DecrimNY, a coalition to “decriminalize, decarcerate and destigmatize the sex trade” in New York that is backing the bill, claims that ending the demand for prostitution does not lead to a decrease in trafficking. “The outreach to trafficked workers is often through arrest and incarceration,” said DecrimNY spokeswoman Jessica Raven, “and that in itself is traumatizing. Those most likely to be exploited are the poor and homeless, and they should be reached through service provision and other resources.”
DecrimNY’s proposal also has the support of Amnesty International, Human Rights Watch and the World Health Organization. They point to a five-year study of the effects of decriminalization in New Zealand, which suggested that it had not led to an increase in the sex industry.
New York state Sen. Jessica Ramos, a Democrat who is sponsoring the proposal, is keen to draw a distinction between decriminalization and legalization. “We are not looking to legalize sex work or encourage the industry through licensing businesses,” she said. “But we need to acknowledge that this work takes place and that the best way to ensure that it is safe is to empower people to report violence against them when it happens.”
A key area of disagreement revolves around the extent to which people selling sex are free agents.
Anthony Favale, who until recently headed up the New York Police Department’s human trafficking unit, said that in his experience nearly everyone involved in prostitution had experienced coercion. “They may think they are doing this from choice, but if you go back far enough, you come back to the point where they were manipulated or forced,” he told Religion News Service. “Then they adapt to it. Some may not even see themselves as victims.
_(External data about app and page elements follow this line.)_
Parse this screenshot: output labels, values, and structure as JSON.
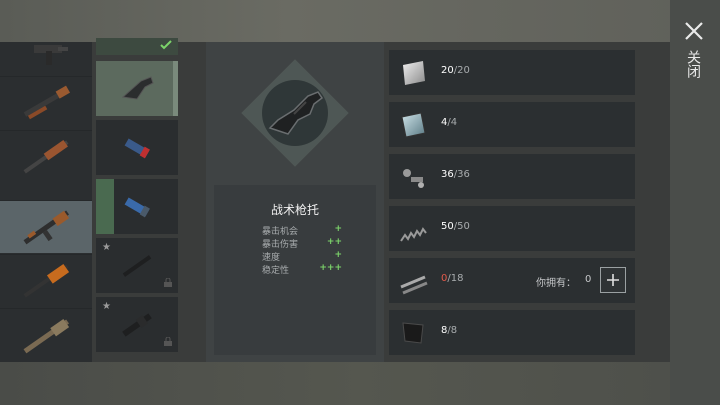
{
  "close": {
    "label": "关闭"
  },
  "part": {
    "name": "战术枪托",
    "stats": [
      {
        "label": "暴击机会",
        "value": "+"
      },
      {
        "label": "暴击伤害",
        "value": "++"
      },
      {
        "label": "速度",
        "value": "+"
      },
      {
        "label": "稳定性",
        "value": "+++"
      }
    ]
  },
  "materials": [
    {
      "have": "20",
      "need": "/20",
      "icon": "metal-plate-icon"
    },
    {
      "have": "4",
      "need": "/4",
      "icon": "glass-plate-icon"
    },
    {
      "have": "36",
      "need": "/36",
      "icon": "bolts-icon"
    },
    {
      "have": "50",
      "need": "/50",
      "icon": "spring-icon"
    },
    {
      "have": "0",
      "need": "/18",
      "icon": "rods-icon",
      "own_label": "你拥有：",
      "own_count": "0"
    },
    {
      "have": "8",
      "need": "/8",
      "icon": "rubber-icon"
    }
  ],
  "colors": {
    "accent_green": "#7cd46a",
    "shortage_red": "#e25a4a"
  }
}
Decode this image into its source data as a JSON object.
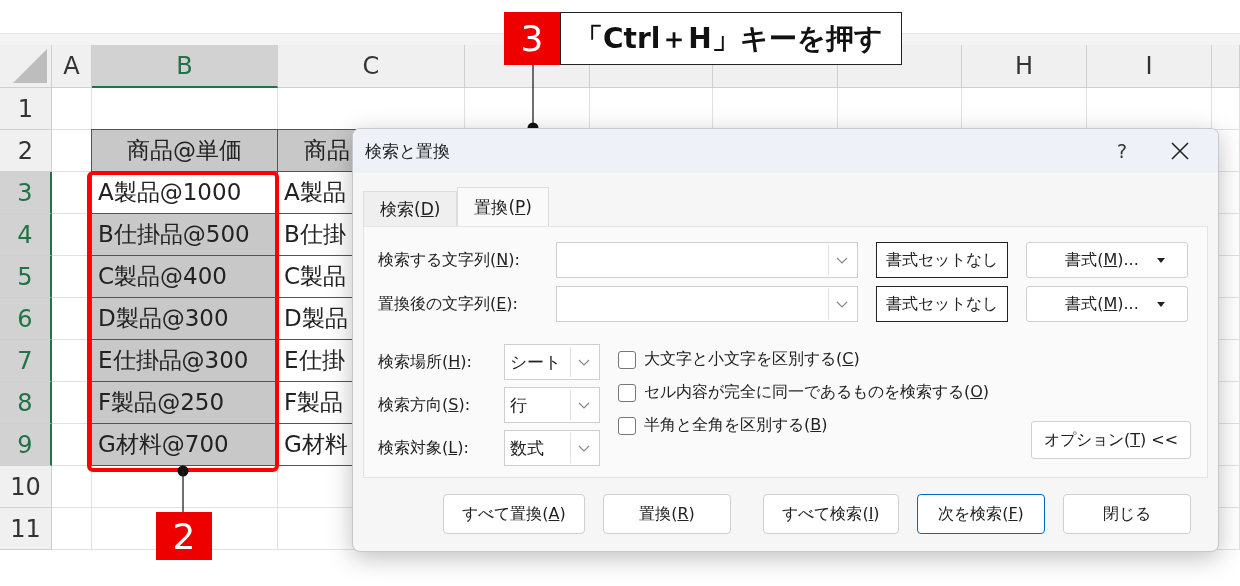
{
  "spreadsheet": {
    "columns": [
      {
        "label": "A",
        "selected": false
      },
      {
        "label": "B",
        "selected": true
      },
      {
        "label": "C",
        "selected": false
      },
      {
        "selected": false
      },
      {
        "selected": false
      },
      {
        "selected": false
      },
      {
        "selected": false
      },
      {
        "label": "H",
        "selected": false
      },
      {
        "label": "I",
        "selected": false
      }
    ],
    "rows": [
      {
        "label": "1",
        "selected": false
      },
      {
        "label": "2",
        "selected": false,
        "b": {
          "text": "商品@単価",
          "kind": "header"
        },
        "c": {
          "text": "商品",
          "kind": "header"
        }
      },
      {
        "label": "3",
        "selected": true,
        "b": {
          "text": "A製品@1000",
          "kind": "item",
          "active": true
        },
        "c": {
          "text": "A製品",
          "kind": "item"
        }
      },
      {
        "label": "4",
        "selected": true,
        "b": {
          "text": "B仕掛品@500",
          "kind": "item",
          "active": false
        },
        "c": {
          "text": "B仕掛",
          "kind": "item"
        }
      },
      {
        "label": "5",
        "selected": true,
        "b": {
          "text": "C製品@400",
          "kind": "item",
          "active": false
        },
        "c": {
          "text": "C製品",
          "kind": "item"
        }
      },
      {
        "label": "6",
        "selected": true,
        "b": {
          "text": "D製品@300",
          "kind": "item",
          "active": false
        },
        "c": {
          "text": "D製品",
          "kind": "item"
        }
      },
      {
        "label": "7",
        "selected": true,
        "b": {
          "text": "E仕掛品@300",
          "kind": "item",
          "active": false
        },
        "c": {
          "text": "E仕掛",
          "kind": "item"
        }
      },
      {
        "label": "8",
        "selected": true,
        "b": {
          "text": "F製品@250",
          "kind": "item",
          "active": false
        },
        "c": {
          "text": "F製品",
          "kind": "item"
        }
      },
      {
        "label": "9",
        "selected": true,
        "b": {
          "text": "G材料@700",
          "kind": "item",
          "active": false
        },
        "c": {
          "text": "G材料",
          "kind": "item"
        }
      },
      {
        "label": "10",
        "selected": false
      },
      {
        "label": "11",
        "selected": false
      }
    ]
  },
  "dialog": {
    "title": "検索と置換",
    "help": "?",
    "tabs": [
      {
        "label": "検索(D)",
        "selected": false
      },
      {
        "label": "置換(P)",
        "selected": true
      }
    ],
    "fields": [
      {
        "label": "検索する文字列(N):",
        "clear_format": "書式セットなし",
        "format": "書式(M)..."
      },
      {
        "label": "置換後の文字列(E):",
        "clear_format": "書式セットなし",
        "format": "書式(M)..."
      }
    ],
    "selects": [
      {
        "label": "検索場所(H):",
        "value": "シート"
      },
      {
        "label": "検索方向(S):",
        "value": "行"
      },
      {
        "label": "検索対象(L):",
        "value": "数式"
      }
    ],
    "checkboxes": [
      {
        "label": "大文字と小文字を区別する(C)",
        "checked": false
      },
      {
        "label": "セル内容が完全に同一であるものを検索する(O)",
        "checked": false
      },
      {
        "label": "半角と全角を区別する(B)",
        "checked": false
      }
    ],
    "options_button": "オプション(T) <<",
    "buttons": [
      {
        "label": "すべて置換(A)",
        "focused": false
      },
      {
        "label": "置換(R)",
        "focused": false
      },
      {
        "label": "すべて検索(I)",
        "focused": false
      },
      {
        "label": "次を検索(F)",
        "focused": true
      },
      {
        "label": "閉じる",
        "focused": false
      }
    ]
  },
  "callouts": [
    {
      "number": "3",
      "text": "「Ctrl＋H」キーを押す"
    },
    {
      "number": "2"
    }
  ]
}
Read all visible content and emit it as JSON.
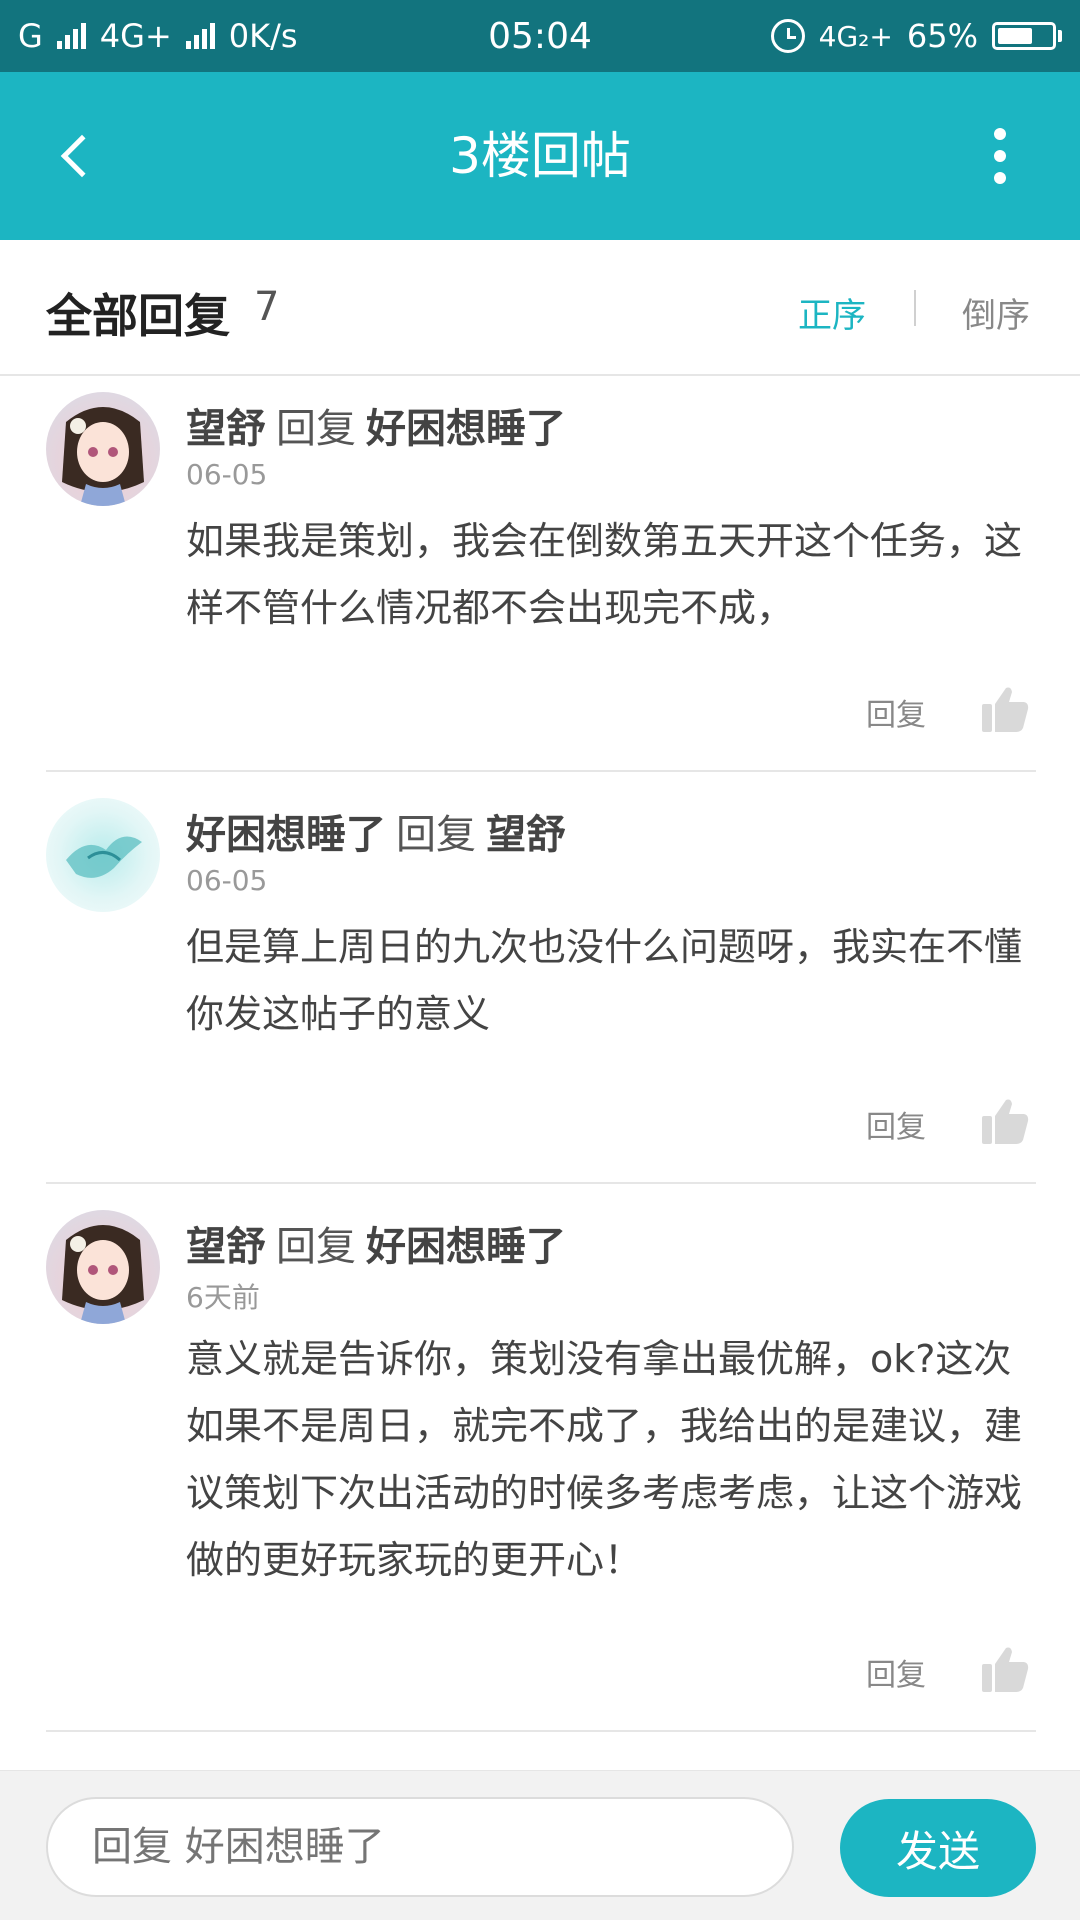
{
  "status_bar": {
    "carrier": "G",
    "network": "4G+",
    "speed": "0K/s",
    "time": "05:04",
    "network2": "4G₂+",
    "battery": "65%",
    "battery_level": 0.65
  },
  "app_bar": {
    "title": "3楼回帖",
    "back_icon": "chevron-left-icon",
    "menu_icon": "more-vertical-icon"
  },
  "replies_header": {
    "title": "全部回复",
    "count": "7",
    "sort_asc": "正序",
    "sort_desc": "倒序"
  },
  "replies": [
    {
      "author": "望舒",
      "verb": "回复",
      "target": "好困想睡了",
      "date": "06-05",
      "content": "如果我是策划，我会在倒数第五天开这个任务，这样不管什么情况都不会出现完不成，",
      "reply_label": "回复"
    },
    {
      "author": "好困想睡了",
      "verb": "回复",
      "target": "望舒",
      "date": "06-05",
      "content": "但是算上周日的九次也没什么问题呀，我实在不懂你发这帖子的意义",
      "reply_label": "回复"
    },
    {
      "author": "望舒",
      "verb": "回复",
      "target": "好困想睡了",
      "date": "6天前",
      "content": "意义就是告诉你，策划没有拿出最优解，ok?这次如果不是周日，就完不成了，我给出的是建议，建议策划下次出活动的时候多考虑考虑，让这个游戏做的更好玩家玩的更开心！",
      "reply_label": "回复"
    }
  ],
  "composer": {
    "placeholder": "回复 好困想睡了",
    "send_label": "发送"
  },
  "colors": {
    "accent": "#1cb5c2",
    "status_bar": "#12747e"
  }
}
Some become predators themselves.”
Ramos said she had no statistics to counter Dannhauser’s claim that 90 percent of sex workers have been trafficked, “but I can tell you anecdotally,” she said, “from the people I know in my district who are sex workers, that that is not true.”
She points instead to other ways people are victimized, i.e., by sex trade prosecution, citing police surveillance of men buying sex that is sometimes undertaken to identify and deport immigrants, rather than cut down on prostitution.
But Dannhauser says the ultimate goal must be to end prostitution altogether.
“Legislators should be looking at doing the hard work involved in providing sustainable alternatives to the sex trade,” she said. “Our job as Christians is to uphold and respect the dignity of every human being. Prostitution is inherently dehumanizing and falls far short of the abundant life to which God calls us.”
You can hear more about “New York Stations of the Cross” on the BBC World Service program Heart and Soul.